**EXERCISE INSTRUCTIONS**
Every entry needs to be duplicated exactly.

**RECORD EXTRACTS**
□ □ □ □ □
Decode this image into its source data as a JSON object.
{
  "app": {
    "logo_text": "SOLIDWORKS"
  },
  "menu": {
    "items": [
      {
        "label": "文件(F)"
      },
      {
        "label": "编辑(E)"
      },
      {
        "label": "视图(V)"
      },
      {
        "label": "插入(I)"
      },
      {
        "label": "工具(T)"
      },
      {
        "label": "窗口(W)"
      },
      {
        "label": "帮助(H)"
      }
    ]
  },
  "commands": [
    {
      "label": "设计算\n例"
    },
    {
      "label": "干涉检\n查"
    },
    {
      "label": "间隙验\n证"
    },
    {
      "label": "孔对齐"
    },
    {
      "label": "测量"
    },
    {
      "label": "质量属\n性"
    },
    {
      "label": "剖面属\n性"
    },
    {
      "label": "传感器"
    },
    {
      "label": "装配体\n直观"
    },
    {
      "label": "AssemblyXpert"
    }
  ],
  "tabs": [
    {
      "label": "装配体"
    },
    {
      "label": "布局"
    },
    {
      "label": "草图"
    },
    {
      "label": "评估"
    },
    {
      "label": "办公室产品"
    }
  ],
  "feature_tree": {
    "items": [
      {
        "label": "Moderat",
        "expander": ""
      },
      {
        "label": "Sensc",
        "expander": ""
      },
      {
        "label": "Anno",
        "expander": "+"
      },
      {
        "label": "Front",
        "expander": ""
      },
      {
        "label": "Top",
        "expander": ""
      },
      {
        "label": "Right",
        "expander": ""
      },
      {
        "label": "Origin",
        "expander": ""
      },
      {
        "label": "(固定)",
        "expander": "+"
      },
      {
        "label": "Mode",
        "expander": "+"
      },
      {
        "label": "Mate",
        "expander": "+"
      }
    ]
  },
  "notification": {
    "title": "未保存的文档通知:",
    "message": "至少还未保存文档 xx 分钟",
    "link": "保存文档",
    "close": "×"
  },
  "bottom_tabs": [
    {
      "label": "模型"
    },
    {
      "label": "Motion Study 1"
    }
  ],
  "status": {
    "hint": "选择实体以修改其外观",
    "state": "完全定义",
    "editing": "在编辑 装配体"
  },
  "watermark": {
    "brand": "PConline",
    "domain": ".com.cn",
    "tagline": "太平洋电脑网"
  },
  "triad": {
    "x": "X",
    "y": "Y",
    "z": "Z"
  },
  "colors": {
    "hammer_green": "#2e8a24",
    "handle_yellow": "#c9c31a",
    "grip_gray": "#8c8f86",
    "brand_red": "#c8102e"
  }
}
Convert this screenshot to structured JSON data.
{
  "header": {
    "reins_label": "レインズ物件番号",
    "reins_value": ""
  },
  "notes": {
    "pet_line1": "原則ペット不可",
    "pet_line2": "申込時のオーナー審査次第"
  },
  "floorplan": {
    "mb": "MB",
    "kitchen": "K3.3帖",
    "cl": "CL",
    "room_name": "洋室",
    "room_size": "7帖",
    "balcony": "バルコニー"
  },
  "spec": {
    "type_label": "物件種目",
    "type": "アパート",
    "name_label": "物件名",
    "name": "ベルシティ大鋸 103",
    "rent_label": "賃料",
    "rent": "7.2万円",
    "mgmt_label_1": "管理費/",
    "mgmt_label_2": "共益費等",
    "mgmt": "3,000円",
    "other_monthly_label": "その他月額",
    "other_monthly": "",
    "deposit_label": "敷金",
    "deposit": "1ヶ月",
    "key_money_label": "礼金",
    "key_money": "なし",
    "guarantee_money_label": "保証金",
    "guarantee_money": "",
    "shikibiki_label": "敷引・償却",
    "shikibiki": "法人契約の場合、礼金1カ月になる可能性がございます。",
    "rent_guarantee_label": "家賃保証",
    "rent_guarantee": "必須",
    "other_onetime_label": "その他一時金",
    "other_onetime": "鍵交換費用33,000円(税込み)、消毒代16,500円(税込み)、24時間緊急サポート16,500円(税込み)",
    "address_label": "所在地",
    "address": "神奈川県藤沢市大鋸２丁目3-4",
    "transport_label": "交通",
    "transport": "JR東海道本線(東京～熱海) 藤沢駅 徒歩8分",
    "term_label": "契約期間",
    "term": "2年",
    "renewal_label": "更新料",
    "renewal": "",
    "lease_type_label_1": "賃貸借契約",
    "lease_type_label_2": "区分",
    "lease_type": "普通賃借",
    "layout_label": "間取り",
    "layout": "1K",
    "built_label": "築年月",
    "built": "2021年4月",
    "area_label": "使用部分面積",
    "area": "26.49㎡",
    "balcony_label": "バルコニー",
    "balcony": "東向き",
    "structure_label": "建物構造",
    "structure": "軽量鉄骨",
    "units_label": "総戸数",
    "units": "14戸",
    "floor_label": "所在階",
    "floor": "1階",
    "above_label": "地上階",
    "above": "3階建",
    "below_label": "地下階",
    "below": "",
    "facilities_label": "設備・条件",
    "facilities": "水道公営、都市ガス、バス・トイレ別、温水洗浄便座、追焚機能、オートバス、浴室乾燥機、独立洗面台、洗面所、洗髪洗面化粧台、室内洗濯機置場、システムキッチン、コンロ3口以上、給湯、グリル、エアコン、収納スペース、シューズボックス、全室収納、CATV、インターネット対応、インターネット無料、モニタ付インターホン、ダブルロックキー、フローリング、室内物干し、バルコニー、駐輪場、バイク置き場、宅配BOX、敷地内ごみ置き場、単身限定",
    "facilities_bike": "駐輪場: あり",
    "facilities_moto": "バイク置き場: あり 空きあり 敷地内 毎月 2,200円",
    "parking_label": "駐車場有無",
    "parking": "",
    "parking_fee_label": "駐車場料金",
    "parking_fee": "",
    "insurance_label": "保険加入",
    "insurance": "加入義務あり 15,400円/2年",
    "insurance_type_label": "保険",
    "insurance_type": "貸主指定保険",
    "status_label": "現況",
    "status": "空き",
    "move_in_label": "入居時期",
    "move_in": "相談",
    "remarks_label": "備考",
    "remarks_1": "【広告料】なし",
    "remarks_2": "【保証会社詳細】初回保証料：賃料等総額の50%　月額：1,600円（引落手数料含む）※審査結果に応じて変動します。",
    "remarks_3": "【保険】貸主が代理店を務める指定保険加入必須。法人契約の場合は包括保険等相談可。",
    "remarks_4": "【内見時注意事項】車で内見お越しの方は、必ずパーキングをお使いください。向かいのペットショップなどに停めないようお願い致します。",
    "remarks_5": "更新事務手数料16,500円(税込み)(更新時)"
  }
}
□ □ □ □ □
**RESPONSE FOR THIS EXERCISE**
Decode this image into its source data as a JSON object.
{
  "app": {
    "logo_text": "SOLIDWORKS"
  },
  "menu": {
    "items": [
      {
        "label": "文件(F)"
      },
      {
        "label": "编辑(E)"
      },
      {
        "label": "视图(V)"
      },
      {
        "label": "插入(I)"
      },
      {
        "label": "工具(T)"
      },
      {
        "label": "窗口(W)"
      },
      {
        "label": "帮助(H)"
      }
    ]
  },
  "commands": [
    {
      "label": "设计算\n例"
    },
    {
      "label": "干涉检\n查"
    },
    {
      "label": "间隙验\n证"
    },
    {
      "label": "孔对齐"
    },
    {
      "label": "测量"
    },
    {
      "label": "质量属\n性"
    },
    {
      "label": "剖面属\n性"
    },
    {
      "label": "传感器"
    },
    {
      "label": "装配体\n直观"
    },
    {
      "label": "AssemblyXpert"
    }
  ],
  "tabs": [
    {
      "label": "装配体"
    },
    {
      "label": "布局"
    },
    {
      "label": "草图"
    },
    {
      "label": "评估"
    },
    {
      "label": "办公室产品"
    }
  ],
  "feature_tree": {
    "items": [
      {
        "label": "Moderat",
        "expander": ""
      },
      {
        "label": "Sensc",
        "expander": ""
      },
      {
        "label": "Anno",
        "expander": "+"
      },
      {
        "label": "Front",
        "expander": ""
      },
      {
        "label": "Top",
        "expander": ""
      },
      {
        "label": "Right",
        "expander": ""
      },
      {
        "label": "Origin",
        "expander": ""
      },
      {
        "label": "(固定)",
        "expander": "+"
      },
      {
        "label": "Mode",
        "expander": "+"
      },
      {
        "label": "Mate",
        "expander": "+"
      }
    ]
  },
  "notification": {
    "title": "未保存的文档通知:",
    "message": "至少还未保存文档 xx 分钟",
    "link": "保存文档",
    "close": "×"
  },
  "bottom_tabs": [
    {
      "label": "模型"
    },
    {
      "label": "Motion Study 1"
    }
  ],
  "status": {
    "hint": "选择实体以修改其外观",
    "state": "完全定义",
    "editing": "在编辑 装配体"
  },
  "watermark": {
    "brand": "PConline",
    "domain": ".com.cn",
    "tagline": "太平洋电脑网"
  },
  "triad": {
    "x": "X",
    "y": "Y",
    "z": "Z"
  },
  "colors": {
    "hammer_green": "#2e8a24",
    "handle_yellow": "#c9c31a",
    "grip_gray": "#8c8f86",
    "brand_red": "#c8102e"
  }
}
Convert this screenshot to structured JSON data.
{
  "header": {
    "reins_label": "レインズ物件番号",
    "reins_value": ""
  },
  "notes": {
    "pet_line1": "原則ペット不可",
    "pet_line2": "申込時のオーナー審査次第"
  },
  "floorplan": {
    "mb": "MB",
    "kitchen": "K3.3帖",
    "cl": "CL",
    "room_name": "洋室",
    "room_size": "7帖",
    "balcony": "バルコニー"
  },
  "spec": {
    "type_label": "物件種目",
    "type": "アパート",
    "name_label": "物件名",
    "name": "ベルシティ大鋸 103",
    "rent_label": "賃料",
    "rent": "7.2万円",
    "mgmt_label_1": "管理費/",
    "mgmt_label_2": "共益費等",
    "mgmt": "3,000円",
    "other_monthly_label": "その他月額",
    "other_monthly": "",
    "deposit_label": "敷金",
    "deposit": "1ヶ月",
    "key_money_label": "礼金",
    "key_money": "なし",
    "guarantee_money_label": "保証金",
    "guarantee_money": "",
    "shikibiki_label": "敷引・償却",
    "shikibiki": "法人契約の場合、礼金1カ月になる可能性がございます。",
    "rent_guarantee_label": "家賃保証",
    "rent_guarantee": "必須",
    "other_onetime_label": "その他一時金",
    "other_onetime": "鍵交換費用33,000円(税込み)、消毒代16,500円(税込み)、24時間緊急サポート16,500円(税込み)",
    "address_label": "所在地",
    "address": "神奈川県藤沢市大鋸２丁目3-4",
    "transport_label": "交通",
    "transport": "JR東海道本線(東京～熱海) 藤沢駅 徒歩8分",
    "term_label": "契約期間",
    "term": "2年",
    "renewal_label": "更新料",
    "renewal": "",
    "lease_type_label_1": "賃貸借契約",
    "lease_type_label_2": "区分",
    "lease_type": "普通賃借",
    "layout_label": "間取り",
    "layout": "1K",
    "built_label": "築年月",
    "built": "2021年4月",
    "area_label": "使用部分面積",
    "area": "26.49㎡",
    "balcony_label": "バルコニー",
    "balcony": "東向き",
    "structure_label": "建物構造",
    "structure": "軽量鉄骨",
    "units_label": "総戸数",
    "units": "14戸",
    "floor_label": "所在階",
    "floor": "1階",
    "above_label": "地上階",
    "above": "3階建",
    "below_label": "地下階",
    "below": "",
    "facilities_label": "設備・条件",
    "facilities": "水道公営、都市ガス、バス・トイレ別、温水洗浄便座、追焚機能、オートバス、浴室乾燥機、独立洗面台、洗面所、洗髪洗面化粧台、室内洗濯機置場、システムキッチン、コンロ3口以上、給湯、グリル、エアコン、収納スペース、シューズボックス、全室収納、CATV、インターネット対応、インターネット無料、モニタ付インターホン、ダブルロックキー、フローリング、室内物干し、バルコニー、駐輪場、バイク置き場、宅配BOX、敷地内ごみ置き場、単身限定",
    "facilities_bike": "駐輪場: あり",
    "facilities_moto": "バイク置き場: あり 空きあり 敷地内 毎月 2,200円",
    "parking_label": "駐車場有無",
    "parking": "",
    "parking_fee_label": "駐車場料金",
    "parking_fee": "",
    "insurance_label": "保険加入",
    "insurance": "加入義務あり 15,400円/2年",
    "insurance_type_label": "保険",
    "insurance_type": "貸主指定保険",
    "status_label": "現況",
    "status": "空き",
    "move_in_label": "入居時期",
    "move_in": "相談",
    "remarks_label": "備考",
    "remarks_1": "【広告料】なし",
    "remarks_2": "【保証会社詳細】初回保証料：賃料等総額の50%　月額：1,600円（引落手数料含む）※審査結果に応じて変動します。",
    "remarks_3": "【保険】貸主が代理店を務める指定保険加入必須。法人契約の場合は包括保険等相談可。",
    "remarks_4": "【内見時注意事項】車で内見お越しの方は、必ずパーキングをお使いください。向かいのペットショップなどに停めないようお願い致します。",
    "remarks_5": "更新事務手数料16,500円(税込み)(更新時)"
  }
}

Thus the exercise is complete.